This plant does well in areas that are annually burned.[5]

Conservation, cultivation, and restoration

Cultural use

The roots were used to for medicinal properties. It has been claimed to be an excellent remedy in colic, chronic rheumatism, and dropsical affections. In large doses it may cause nausea and vomiting.[11]

Photo Gallery

References and notes

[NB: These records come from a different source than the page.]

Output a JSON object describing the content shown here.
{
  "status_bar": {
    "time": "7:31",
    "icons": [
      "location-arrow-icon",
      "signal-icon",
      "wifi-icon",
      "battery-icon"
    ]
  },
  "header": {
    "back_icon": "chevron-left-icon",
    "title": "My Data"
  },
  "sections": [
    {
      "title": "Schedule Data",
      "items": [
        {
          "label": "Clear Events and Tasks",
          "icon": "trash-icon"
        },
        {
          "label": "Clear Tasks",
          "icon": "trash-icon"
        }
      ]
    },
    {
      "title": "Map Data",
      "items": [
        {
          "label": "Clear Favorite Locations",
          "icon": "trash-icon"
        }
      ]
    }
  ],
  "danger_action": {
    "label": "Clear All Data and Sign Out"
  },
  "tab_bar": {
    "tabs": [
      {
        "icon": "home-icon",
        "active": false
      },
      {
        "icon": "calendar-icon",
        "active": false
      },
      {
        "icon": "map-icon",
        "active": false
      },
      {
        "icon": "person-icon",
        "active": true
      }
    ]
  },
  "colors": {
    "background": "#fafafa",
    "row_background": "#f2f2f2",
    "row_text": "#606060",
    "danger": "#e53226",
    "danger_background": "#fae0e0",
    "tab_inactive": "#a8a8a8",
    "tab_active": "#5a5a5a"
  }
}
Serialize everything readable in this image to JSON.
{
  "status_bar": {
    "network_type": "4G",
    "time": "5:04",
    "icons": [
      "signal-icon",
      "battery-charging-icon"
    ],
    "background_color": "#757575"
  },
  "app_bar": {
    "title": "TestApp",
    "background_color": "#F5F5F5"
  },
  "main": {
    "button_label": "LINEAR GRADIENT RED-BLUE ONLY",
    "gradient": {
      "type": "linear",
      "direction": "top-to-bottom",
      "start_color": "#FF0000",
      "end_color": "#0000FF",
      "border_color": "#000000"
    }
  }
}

  1. [[1]]Alabama Plants. Accessed: March 22, 2016
  2. 2.0 2.1 Weakley, A.S. 2020. Flora of the Southeastern United States. Edition of 20 October 2020. University of North Carolina at Chapel Hill, Chapel Hill, North Carolina.
  3. Sorrie, B. A. and A. S. Weakley 2001. Coastal Plain valcular plant endemics: Phytogeographic patterns. Castanea 66: 50-82.
  4. Hall, David W. Illustrated Plants of Florida and the Coastal Plain: based on the collections of Leland and Lucy Baltzell. 1993. A Maupin House Book. Gainesville. 241. Print.
  5. 5.0 5.1 5.2 Florida State University Robert K. Godfrey Herbarium Database. URL: Last accessed: June 2014. Collectors: Loran C. Anderson, Robert K. Godfrey, R. Komarek, and R.A. Norris. States and Counties: Florida: Liberty. Georgia: Thomas.
  6. Wunderlin, Richard P. and Bruce F. Hansen. Guide to the Vascular Plants of Florida. Second edition. 2003. University Press of Florida: Gainesville/Tallahassee/Tampa/Boca Raton/Pensacola/Orlando/Miami/Jacksonville/Ft. Myers. 147. Print.
  7. Brewer, J. S., D. J. Baker, et al. (2011). "Carnivory in plants as a beneficial trait in wetlands." Aquatic Botany 94: 62-70.
  8. [[2]]Lady Bird Johnson Wildflower Center. Accessed: March 22, 2016
  9. Nelson, G. PanFlora: Plant data for the eastern United States with emphasis on the Southeastern Coastal Plains, Florida, and the Florida Panhandle. Accessed: 7 DEC 2016
  10. Kirkman, L. Katherine. Unpublished database of seed dispersal mode of plants found in Coastal Plain longleaf pine-grasslands of the Jones Ecological Research Center, Georgia.
  11. Porcher, F. P. (1863). Resources of the southern fields and forests, medical, economical, and agricultural : being also a medical botany of the Confederate States; with practical information on the useful properties of the trees, plants and shrubs. Richmond, VA, Order of the Surgeon-General.